I started this year on a mission to organize stuff.
Those who know me may be a little surprised at this since I’m already a person who doesn’t like clutter and is constantly getting rid of things.
But this time it was a little different, this time it was personal.
Almost Anything Can Have Sentimental Value
Often many, or even most, of the things we seem to always be sorting through and putting back on the shelf or in the closet have a sentimental value. I use the term sentimental loosely because we can usually find sentimental value in just about anything. Ticket stubs, cards, gifts from someone all bring up a nice memory—or so we tell ourselves.
What happens when those ‘memories’ of yesterday burden us from making room for new ones? Or they feel more like an obligation to constantly move them around so we can’t find what we really need for today or make room for tomorrow?
It’s as if we have a book that we love and keep reading it over and over and never read something new. As if we think that nothing could ever compare to this book so we never pick up a new one.

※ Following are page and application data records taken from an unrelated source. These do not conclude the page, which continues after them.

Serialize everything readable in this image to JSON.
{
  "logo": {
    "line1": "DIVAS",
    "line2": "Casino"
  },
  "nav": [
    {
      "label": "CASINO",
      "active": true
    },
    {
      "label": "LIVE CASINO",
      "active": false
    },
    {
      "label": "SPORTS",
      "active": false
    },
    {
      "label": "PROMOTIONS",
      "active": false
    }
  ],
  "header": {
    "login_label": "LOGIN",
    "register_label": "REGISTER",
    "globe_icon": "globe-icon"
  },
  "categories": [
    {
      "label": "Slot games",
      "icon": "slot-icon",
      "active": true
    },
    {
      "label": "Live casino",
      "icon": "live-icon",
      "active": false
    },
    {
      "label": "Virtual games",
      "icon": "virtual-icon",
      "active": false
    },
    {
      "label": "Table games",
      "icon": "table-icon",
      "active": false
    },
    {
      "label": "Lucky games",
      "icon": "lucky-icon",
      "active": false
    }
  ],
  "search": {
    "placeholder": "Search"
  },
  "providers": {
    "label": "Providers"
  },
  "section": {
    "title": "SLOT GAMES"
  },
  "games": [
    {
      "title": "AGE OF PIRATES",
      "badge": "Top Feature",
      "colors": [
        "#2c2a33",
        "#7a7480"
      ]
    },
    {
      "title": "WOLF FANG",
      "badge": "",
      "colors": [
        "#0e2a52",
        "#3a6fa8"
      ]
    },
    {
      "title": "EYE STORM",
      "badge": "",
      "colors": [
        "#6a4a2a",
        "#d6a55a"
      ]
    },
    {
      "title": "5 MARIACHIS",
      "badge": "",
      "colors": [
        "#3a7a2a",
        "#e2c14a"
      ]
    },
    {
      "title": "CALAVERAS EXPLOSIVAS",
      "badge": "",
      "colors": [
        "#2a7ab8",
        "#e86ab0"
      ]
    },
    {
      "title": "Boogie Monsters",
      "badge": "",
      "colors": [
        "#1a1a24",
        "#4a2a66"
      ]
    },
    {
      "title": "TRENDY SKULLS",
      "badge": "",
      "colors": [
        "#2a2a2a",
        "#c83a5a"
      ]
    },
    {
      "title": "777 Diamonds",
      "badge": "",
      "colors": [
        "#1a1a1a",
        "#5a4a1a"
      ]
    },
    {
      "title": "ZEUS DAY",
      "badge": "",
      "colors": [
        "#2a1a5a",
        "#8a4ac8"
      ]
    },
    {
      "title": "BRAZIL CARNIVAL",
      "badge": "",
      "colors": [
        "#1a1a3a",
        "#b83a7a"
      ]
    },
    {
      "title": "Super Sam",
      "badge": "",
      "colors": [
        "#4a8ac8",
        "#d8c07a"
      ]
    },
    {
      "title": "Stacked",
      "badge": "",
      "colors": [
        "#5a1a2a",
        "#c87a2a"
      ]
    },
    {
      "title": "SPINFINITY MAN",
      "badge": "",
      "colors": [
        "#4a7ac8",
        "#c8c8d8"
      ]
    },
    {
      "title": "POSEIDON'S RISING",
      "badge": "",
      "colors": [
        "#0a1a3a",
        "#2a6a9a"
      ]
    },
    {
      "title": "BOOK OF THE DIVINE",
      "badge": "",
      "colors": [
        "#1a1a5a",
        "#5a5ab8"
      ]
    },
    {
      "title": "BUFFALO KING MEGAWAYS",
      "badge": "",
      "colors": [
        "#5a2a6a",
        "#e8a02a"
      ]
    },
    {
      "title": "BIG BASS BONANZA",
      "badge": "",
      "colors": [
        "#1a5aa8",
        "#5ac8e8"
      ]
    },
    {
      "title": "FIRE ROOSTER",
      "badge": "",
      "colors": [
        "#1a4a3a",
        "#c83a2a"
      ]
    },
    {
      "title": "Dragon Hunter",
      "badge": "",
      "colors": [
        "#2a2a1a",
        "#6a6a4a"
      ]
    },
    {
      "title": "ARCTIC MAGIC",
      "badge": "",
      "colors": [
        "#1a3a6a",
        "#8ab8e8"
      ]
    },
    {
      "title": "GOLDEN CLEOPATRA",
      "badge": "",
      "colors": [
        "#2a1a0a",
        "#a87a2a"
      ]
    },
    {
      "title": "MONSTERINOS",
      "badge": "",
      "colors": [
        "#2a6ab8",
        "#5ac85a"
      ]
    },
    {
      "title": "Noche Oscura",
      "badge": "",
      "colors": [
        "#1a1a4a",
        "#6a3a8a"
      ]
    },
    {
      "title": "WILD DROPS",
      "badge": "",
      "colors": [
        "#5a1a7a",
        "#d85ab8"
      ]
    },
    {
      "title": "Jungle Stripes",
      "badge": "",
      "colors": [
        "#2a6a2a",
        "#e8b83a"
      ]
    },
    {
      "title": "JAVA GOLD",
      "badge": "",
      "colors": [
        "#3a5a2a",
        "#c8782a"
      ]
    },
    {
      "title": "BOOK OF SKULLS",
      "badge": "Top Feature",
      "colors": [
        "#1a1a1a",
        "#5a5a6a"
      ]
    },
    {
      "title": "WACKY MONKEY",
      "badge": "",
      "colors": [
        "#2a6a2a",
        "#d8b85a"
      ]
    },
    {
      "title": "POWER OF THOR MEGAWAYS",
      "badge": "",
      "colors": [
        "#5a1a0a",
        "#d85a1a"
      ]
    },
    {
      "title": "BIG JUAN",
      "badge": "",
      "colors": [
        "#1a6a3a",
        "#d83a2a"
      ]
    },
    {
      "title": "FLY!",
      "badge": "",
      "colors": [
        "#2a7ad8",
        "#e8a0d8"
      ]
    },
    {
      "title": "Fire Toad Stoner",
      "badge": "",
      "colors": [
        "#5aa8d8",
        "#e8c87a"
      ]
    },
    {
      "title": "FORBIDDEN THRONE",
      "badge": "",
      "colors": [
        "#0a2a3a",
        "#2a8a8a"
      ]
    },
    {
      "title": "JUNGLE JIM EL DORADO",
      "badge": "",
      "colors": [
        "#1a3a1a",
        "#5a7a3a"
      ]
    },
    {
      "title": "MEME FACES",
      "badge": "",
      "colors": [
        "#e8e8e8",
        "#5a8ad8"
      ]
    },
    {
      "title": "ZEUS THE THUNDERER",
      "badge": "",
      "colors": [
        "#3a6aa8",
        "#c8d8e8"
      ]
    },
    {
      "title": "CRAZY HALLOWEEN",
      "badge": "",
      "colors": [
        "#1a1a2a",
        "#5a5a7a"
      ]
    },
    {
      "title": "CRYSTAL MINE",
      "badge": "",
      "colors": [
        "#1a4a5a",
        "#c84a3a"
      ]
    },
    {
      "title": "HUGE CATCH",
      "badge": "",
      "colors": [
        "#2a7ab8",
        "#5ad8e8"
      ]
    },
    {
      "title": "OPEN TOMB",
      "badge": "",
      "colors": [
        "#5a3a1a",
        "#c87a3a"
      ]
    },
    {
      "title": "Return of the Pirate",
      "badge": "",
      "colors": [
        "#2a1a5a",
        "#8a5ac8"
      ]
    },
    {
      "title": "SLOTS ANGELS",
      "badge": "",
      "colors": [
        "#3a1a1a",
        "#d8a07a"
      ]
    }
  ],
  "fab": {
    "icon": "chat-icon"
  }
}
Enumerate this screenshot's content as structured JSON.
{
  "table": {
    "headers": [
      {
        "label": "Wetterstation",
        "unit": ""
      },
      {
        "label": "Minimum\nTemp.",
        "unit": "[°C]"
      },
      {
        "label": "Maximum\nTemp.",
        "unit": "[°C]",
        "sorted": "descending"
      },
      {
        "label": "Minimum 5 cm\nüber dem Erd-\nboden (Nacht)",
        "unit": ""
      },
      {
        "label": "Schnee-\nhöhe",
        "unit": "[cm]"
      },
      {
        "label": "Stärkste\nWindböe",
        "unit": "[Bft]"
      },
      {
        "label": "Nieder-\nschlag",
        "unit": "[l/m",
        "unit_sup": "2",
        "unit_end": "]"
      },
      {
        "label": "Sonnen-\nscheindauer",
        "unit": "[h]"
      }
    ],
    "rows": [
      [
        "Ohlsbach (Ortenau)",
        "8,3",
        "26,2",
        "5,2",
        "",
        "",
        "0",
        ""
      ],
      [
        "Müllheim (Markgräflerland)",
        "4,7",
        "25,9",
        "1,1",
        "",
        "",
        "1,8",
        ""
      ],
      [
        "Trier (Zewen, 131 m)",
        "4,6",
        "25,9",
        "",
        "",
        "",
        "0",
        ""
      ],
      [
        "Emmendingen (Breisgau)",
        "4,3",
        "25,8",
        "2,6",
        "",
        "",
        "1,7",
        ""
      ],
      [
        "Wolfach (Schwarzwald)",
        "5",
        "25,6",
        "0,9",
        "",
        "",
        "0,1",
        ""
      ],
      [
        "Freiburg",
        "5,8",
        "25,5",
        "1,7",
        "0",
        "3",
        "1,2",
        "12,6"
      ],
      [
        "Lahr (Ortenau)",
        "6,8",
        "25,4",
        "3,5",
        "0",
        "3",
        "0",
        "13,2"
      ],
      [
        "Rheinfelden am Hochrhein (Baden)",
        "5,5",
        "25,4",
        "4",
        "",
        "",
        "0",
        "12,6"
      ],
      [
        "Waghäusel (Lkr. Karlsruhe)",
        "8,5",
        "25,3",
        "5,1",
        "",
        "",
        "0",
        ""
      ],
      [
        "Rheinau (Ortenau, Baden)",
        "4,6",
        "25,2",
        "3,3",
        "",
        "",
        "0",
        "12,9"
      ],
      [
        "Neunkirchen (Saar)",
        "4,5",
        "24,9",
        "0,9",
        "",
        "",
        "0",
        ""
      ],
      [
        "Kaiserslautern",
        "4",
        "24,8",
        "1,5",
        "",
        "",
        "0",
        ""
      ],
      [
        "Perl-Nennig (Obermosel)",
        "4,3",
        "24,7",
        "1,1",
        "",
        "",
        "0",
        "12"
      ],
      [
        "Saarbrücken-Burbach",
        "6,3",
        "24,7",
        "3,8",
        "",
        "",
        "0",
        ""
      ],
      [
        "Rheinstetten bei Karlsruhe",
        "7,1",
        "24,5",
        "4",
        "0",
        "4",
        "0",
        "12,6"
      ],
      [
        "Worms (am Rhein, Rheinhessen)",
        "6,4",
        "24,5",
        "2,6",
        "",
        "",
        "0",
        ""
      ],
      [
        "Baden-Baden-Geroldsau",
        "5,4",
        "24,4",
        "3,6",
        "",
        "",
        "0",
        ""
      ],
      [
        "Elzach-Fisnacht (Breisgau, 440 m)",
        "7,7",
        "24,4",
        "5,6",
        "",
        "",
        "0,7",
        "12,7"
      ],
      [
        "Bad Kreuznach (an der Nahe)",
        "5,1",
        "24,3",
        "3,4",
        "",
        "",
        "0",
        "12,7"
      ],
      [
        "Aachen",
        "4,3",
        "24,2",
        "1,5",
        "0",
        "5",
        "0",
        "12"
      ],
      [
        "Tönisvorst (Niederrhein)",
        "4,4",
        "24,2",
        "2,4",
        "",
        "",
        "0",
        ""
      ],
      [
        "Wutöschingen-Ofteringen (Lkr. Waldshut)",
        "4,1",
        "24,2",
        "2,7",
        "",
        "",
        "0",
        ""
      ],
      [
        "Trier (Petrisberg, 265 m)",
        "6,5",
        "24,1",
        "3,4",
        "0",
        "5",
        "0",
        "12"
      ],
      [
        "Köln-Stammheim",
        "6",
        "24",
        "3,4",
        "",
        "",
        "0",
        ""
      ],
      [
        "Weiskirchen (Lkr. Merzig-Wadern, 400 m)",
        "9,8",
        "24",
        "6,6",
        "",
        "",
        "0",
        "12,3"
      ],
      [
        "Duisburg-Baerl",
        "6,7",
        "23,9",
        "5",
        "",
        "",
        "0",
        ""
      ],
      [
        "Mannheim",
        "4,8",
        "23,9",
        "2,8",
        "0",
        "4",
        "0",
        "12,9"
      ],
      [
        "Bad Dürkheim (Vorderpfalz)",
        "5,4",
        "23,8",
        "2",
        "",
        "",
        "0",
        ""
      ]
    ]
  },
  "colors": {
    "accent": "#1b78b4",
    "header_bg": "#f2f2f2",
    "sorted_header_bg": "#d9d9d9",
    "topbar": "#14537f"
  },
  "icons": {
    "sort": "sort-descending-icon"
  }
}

Your Story Starts Today
At the start of the year I read Marie Kondo’s book about the magic of tidying up (it's always been magical to me) and one thing particularly stuck with me to help me realize and embrace letting go of things that may have become baggage instead of bringing joy.
It was to recognize that some things serve a purpose for a time in our lives, but that may not serve the person we are today. So it’s not that we didn’t appreciate and love something, we’re just ready to move on to find new joy. (Although I can’t fully support Marie’s beliefs on how many books we should keep—that’s where I draw the line.)
These concepts also connect to the characters I love to write and read about. If a story only ever focused on the past, and the characters never moved forward, the story may not be as interesting. We want to see our characters break out of their shell, make progress, and discover new things. So why don’t we apply these same principles to our own lives?
Live Through the Characters- or Become One
It’s comforting to hold onto the past, but sometimes it’s more exciting to see what the future might bring—even if it’s just the joy of having a closet that we can open and know what’s in there and where to find everything.
I did take this a step further this year and changed my job after working in a position for 16 years. This decision was both terrifying and exciting. It wasn’t something I would normally do. It’s something I would make my characters do in my stories.
But I thought perhaps it was time that I faced that inciting incident and let a new adventure begin. While other times, it’s enough to live vicariously through a character in a book and enjoy a quiet, organized space of my home.
How Are You Writing Your Story?
Author Bio: Maureen Bonatch grew up in small town Pennsylvania and her love of the four seasons—hockey, biking, sweat pants and hibernation—keeps her there. While immersed in writing or reading paranormal romance and fantasy, she survives on caffeine, wine, music, and laughter. A feisty Shih Tzu keeps her in line. Find Maureen on her website, Facebook& Twitter